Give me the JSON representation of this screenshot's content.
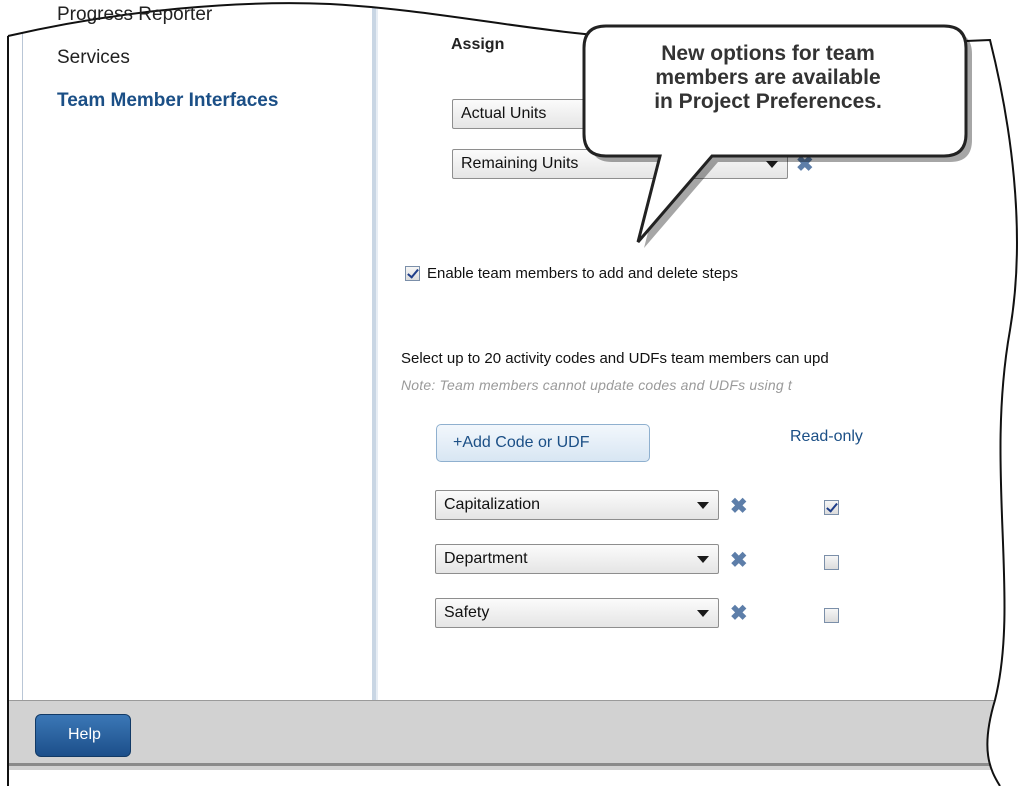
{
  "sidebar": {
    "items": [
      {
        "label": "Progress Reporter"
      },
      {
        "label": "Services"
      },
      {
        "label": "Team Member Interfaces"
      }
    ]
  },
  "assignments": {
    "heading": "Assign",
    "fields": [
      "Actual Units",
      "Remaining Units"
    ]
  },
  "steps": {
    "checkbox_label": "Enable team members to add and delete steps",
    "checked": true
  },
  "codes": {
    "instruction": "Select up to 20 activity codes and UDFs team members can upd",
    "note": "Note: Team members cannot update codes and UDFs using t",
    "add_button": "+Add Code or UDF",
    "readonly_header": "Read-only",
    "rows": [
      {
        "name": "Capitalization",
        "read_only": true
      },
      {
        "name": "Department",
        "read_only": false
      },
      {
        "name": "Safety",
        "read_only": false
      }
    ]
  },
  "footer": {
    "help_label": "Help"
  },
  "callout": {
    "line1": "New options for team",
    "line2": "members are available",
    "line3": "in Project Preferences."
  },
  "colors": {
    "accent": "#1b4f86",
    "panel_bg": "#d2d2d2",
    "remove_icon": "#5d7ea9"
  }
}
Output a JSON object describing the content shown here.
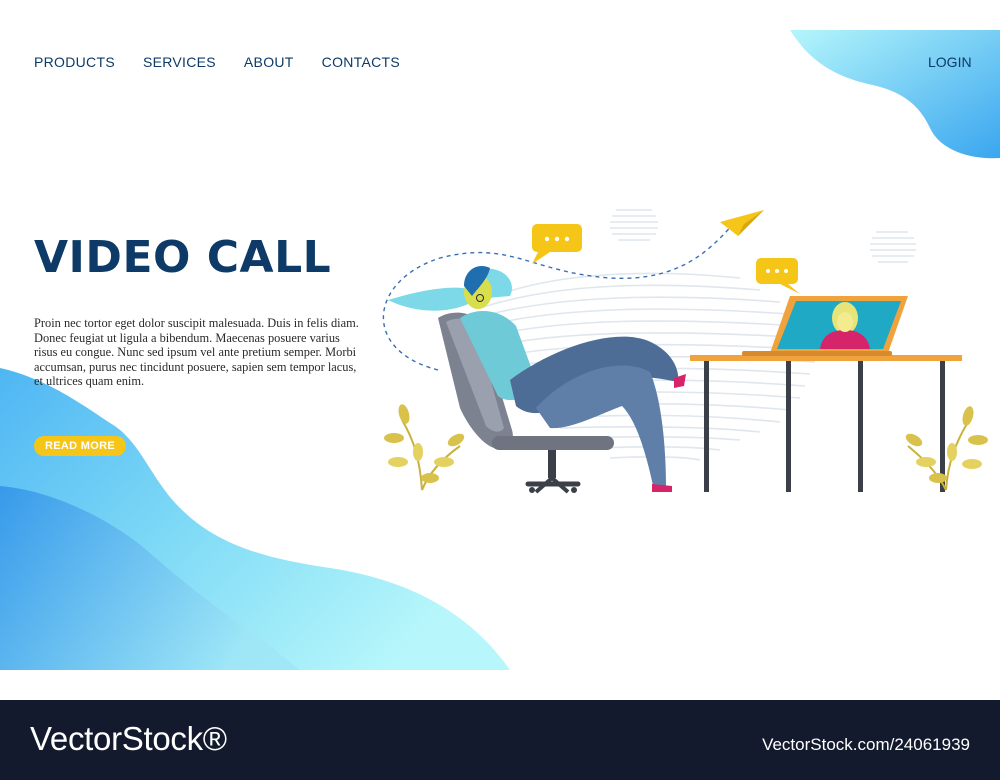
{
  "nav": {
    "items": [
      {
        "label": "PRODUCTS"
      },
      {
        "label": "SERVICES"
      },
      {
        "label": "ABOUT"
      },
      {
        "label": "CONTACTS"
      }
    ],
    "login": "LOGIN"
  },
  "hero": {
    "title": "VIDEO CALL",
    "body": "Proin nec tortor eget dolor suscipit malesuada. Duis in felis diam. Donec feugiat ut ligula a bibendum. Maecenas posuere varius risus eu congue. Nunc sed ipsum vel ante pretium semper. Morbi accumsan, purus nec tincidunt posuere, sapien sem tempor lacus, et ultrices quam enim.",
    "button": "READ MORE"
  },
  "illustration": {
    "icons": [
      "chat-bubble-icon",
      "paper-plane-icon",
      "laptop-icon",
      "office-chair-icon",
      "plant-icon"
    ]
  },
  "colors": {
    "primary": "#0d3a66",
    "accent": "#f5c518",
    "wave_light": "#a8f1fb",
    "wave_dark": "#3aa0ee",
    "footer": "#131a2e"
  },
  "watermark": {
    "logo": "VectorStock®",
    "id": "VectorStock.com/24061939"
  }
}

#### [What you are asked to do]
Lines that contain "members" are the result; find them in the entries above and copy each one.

#### [Your response]
    "checkbox_label": "Enable team members to add and delete steps",
    "instruction": "Select up to 20 activity codes and UDFs team members can upd",
    "note": "Note: Team members cannot update codes and UDFs using t",
    "line2": "members are available",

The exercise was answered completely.